Task details:
Each entry below needs to be reproduced exactly as given.
[Working data — start]
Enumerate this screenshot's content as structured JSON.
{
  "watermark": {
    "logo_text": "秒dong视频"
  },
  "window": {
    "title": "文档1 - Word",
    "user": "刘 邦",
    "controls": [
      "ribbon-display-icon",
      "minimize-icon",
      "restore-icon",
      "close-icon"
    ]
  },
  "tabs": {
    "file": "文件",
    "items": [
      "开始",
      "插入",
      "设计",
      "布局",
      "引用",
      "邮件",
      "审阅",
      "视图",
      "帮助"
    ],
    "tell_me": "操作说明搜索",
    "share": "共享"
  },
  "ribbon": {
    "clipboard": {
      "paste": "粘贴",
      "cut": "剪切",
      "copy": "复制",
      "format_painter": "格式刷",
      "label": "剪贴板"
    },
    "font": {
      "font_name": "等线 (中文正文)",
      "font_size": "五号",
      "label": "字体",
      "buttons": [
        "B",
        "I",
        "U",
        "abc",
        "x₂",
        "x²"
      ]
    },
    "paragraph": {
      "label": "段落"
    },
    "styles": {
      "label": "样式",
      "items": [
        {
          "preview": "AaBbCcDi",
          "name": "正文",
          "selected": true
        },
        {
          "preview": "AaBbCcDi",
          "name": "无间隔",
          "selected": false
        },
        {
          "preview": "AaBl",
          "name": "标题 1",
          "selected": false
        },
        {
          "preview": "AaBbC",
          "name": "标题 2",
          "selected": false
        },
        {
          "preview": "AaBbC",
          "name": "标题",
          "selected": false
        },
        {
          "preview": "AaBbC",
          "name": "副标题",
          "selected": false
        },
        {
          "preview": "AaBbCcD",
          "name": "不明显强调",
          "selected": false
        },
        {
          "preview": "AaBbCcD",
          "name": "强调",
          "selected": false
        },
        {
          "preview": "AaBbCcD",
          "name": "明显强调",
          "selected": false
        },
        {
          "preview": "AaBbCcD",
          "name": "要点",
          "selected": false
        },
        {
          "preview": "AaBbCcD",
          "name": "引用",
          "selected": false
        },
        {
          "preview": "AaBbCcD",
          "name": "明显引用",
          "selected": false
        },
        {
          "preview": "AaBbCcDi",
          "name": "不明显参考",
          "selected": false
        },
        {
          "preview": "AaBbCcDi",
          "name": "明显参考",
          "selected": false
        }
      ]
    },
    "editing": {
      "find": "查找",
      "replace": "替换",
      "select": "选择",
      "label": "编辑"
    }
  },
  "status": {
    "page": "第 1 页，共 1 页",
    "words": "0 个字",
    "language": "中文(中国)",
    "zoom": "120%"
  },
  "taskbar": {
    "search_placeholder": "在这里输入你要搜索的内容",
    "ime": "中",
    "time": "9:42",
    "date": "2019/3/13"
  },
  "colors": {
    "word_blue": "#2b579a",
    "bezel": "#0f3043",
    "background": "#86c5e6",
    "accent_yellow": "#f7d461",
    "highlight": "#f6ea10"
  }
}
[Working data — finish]
Solution to this problem:
Enumerate this screenshot's content as structured JSON.
{
  "watermark": {
    "logo_text": "秒dong视频"
  },
  "window": {
    "title": "文档1 - Word",
    "user": "刘 邦",
    "controls": [
      "ribbon-display-icon",
      "minimize-icon",
      "restore-icon",
      "close-icon"
    ]
  },
  "tabs": {
    "file": "文件",
    "items": [
      "开始",
      "插入",
      "设计",
      "布局",
      "引用",
      "邮件",
      "审阅",
      "视图",
      "帮助"
    ],
    "tell_me": "操作说明搜索",
    "share": "共享"
  },
  "ribbon": {
    "clipboard": {
      "paste": "粘贴",
      "cut": "剪切",
      "copy": "复制",
      "format_painter": "格式刷",
      "label": "剪贴板"
    },
    "font": {
      "font_name": "等线 (中文正文)",
      "font_size": "五号",
      "label": "字体",
      "buttons": [
        "B",
        "I",
        "U",
        "abc",
        "x₂",
        "x²"
      ]
    },
    "paragraph": {
      "label": "段落"
    },
    "styles": {
      "label": "样式",
      "items": [
        {
          "preview": "AaBbCcDi",
          "name": "正文",
          "selected": true
        },
        {
          "preview": "AaBbCcDi",
          "name": "无间隔",
          "selected": false
        },
        {
          "preview": "AaBl",
          "name": "标题 1",
          "selected": false
        },
        {
          "preview": "AaBbC",
          "name": "标题 2",
          "selected": false
        },
        {
          "preview": "AaBbC",
          "name": "标题",
          "selected": false
        },
        {
          "preview": "AaBbC",
          "name": "副标题",
          "selected": false
        },
        {
          "preview": "AaBbCcD",
          "name": "不明显强调",
          "selected": false
        },
        {
          "preview": "AaBbCcD",
          "name": "强调",
          "selected": false
        },
        {
          "preview": "AaBbCcD",
          "name": "明显强调",
          "selected": false
        },
        {
          "preview": "AaBbCcD",
          "name": "要点",
          "selected": false
        },
        {
          "preview": "AaBbCcD",
          "name": "引用",
          "selected": false
        },
        {
          "preview": "AaBbCcD",
          "name": "明显引用",
          "selected": false
        },
        {
          "preview": "AaBbCcDi",
          "name": "不明显参考",
          "selected": false
        },
        {
          "preview": "AaBbCcDi",
          "name": "明显参考",
          "selected": false
        }
      ]
    },
    "editing": {
      "find": "查找",
      "replace": "替换",
      "select": "选择",
      "label": "编辑"
    }
  },
  "status": {
    "page": "第 1 页，共 1 页",
    "words": "0 个字",
    "language": "中文(中国)",
    "zoom": "120%"
  },
  "taskbar": {
    "search_placeholder": "在这里输入你要搜索的内容",
    "ime": "中",
    "time": "9:42",
    "date": "2019/3/13"
  },
  "colors": {
    "word_blue": "#2b579a",
    "bezel": "#0f3043",
    "background": "#86c5e6",
    "accent_yellow": "#f7d461",
    "highlight": "#f6ea10"
  }
}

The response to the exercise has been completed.